=== TASK GOAL ===
Where a line holds the word "this", copy it from the records.

=== DATA FOR THE TASK ===
================

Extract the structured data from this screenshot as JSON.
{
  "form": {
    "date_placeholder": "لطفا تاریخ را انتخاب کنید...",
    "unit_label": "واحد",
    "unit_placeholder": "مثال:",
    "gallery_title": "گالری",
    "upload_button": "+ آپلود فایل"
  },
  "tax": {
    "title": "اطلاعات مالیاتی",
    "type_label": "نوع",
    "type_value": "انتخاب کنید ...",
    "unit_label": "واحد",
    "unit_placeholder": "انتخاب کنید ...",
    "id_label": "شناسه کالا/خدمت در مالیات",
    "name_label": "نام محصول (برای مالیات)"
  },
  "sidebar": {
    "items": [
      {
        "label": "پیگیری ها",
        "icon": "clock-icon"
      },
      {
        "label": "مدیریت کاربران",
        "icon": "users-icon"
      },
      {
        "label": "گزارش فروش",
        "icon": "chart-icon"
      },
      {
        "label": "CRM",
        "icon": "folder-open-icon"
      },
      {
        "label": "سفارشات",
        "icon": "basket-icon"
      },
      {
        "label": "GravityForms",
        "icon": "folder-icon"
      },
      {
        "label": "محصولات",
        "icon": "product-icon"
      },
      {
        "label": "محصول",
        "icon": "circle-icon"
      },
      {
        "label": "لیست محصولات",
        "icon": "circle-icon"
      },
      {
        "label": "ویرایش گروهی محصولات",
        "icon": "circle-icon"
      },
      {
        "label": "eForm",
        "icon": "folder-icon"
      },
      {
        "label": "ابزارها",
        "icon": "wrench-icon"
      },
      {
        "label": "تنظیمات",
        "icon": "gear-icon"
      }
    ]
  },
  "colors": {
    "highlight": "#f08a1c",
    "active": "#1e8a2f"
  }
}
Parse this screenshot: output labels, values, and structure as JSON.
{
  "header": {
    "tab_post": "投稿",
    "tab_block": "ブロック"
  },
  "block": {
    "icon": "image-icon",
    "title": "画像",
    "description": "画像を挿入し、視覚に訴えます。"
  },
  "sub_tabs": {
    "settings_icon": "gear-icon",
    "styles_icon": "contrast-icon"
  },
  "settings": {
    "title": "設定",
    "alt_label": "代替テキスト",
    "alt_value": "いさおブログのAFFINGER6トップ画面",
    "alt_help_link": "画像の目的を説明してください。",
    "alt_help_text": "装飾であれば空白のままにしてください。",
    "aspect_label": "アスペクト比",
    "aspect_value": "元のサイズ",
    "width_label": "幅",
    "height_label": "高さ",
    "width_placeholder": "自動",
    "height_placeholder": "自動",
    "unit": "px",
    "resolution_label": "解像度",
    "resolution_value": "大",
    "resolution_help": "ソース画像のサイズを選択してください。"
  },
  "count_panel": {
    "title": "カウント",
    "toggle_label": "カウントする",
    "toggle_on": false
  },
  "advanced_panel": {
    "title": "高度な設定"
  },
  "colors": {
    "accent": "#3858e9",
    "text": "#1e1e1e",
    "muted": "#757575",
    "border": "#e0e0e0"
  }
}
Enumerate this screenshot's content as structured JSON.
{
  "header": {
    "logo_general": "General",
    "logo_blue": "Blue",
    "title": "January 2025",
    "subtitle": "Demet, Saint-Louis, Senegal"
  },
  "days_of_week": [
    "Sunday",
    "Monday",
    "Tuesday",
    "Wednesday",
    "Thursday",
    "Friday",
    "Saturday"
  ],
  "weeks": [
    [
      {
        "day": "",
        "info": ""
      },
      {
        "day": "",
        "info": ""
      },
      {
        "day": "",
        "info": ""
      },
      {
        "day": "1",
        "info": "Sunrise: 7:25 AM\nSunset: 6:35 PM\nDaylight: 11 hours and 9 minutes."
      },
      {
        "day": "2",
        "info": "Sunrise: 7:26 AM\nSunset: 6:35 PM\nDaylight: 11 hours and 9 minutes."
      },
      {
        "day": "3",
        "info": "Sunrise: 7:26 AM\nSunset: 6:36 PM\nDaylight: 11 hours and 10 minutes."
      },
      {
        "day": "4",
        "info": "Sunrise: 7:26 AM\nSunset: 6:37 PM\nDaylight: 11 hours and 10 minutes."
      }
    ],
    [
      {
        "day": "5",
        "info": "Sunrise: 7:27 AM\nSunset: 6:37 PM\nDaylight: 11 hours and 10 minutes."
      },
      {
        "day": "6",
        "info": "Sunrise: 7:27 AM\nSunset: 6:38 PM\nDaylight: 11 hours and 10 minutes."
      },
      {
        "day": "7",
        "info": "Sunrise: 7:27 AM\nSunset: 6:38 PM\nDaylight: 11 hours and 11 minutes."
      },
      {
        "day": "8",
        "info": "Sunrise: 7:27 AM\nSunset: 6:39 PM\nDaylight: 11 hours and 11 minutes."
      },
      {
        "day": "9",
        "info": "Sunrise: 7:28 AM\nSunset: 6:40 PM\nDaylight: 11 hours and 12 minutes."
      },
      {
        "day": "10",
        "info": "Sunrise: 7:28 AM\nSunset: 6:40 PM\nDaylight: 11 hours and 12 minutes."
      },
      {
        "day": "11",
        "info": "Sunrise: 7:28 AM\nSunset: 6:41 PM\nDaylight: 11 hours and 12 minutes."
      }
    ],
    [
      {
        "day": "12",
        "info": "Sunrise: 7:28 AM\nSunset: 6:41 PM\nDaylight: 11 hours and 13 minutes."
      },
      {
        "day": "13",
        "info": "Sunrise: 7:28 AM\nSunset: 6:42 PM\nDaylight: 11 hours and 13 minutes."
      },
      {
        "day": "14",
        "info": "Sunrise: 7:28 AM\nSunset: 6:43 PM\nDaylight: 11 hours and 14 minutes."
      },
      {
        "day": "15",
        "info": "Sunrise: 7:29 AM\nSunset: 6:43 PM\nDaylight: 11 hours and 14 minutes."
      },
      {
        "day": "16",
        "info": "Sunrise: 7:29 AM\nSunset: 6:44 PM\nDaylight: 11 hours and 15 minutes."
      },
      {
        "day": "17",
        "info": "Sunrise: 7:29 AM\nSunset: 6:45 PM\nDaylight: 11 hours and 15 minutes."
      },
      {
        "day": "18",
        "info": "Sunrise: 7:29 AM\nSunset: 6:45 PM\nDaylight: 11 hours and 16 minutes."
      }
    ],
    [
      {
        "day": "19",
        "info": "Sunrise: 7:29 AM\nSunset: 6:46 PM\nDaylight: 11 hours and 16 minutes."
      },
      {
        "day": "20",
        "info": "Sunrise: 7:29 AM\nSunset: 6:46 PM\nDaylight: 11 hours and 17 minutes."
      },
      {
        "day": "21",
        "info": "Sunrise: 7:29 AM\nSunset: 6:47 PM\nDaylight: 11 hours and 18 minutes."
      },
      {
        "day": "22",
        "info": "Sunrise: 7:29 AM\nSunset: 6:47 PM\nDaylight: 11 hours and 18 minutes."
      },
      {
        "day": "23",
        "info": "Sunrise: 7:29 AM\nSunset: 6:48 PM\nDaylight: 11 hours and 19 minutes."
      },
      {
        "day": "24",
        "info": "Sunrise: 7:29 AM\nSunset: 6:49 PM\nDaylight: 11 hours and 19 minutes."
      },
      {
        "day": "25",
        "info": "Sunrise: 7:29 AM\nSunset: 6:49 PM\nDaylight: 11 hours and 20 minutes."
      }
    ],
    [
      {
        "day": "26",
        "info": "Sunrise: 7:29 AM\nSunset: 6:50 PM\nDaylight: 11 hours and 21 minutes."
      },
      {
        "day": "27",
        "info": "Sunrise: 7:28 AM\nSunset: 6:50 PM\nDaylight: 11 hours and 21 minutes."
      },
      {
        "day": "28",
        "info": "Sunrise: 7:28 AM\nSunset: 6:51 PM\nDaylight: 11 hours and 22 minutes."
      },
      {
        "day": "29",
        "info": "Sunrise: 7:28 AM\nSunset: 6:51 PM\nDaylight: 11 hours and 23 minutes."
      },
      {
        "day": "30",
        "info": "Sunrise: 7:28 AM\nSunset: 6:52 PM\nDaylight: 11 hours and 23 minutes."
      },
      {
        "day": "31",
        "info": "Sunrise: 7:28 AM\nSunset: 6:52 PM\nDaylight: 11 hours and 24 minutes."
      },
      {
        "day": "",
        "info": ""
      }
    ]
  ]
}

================

=== SOLUTION TO THE PROBLEM ===
Extract the structured data from this screenshot as JSON.
Parse this screenshot: output labels, values, and structure as JSON.
Enumerate this screenshot's content as structured JSON.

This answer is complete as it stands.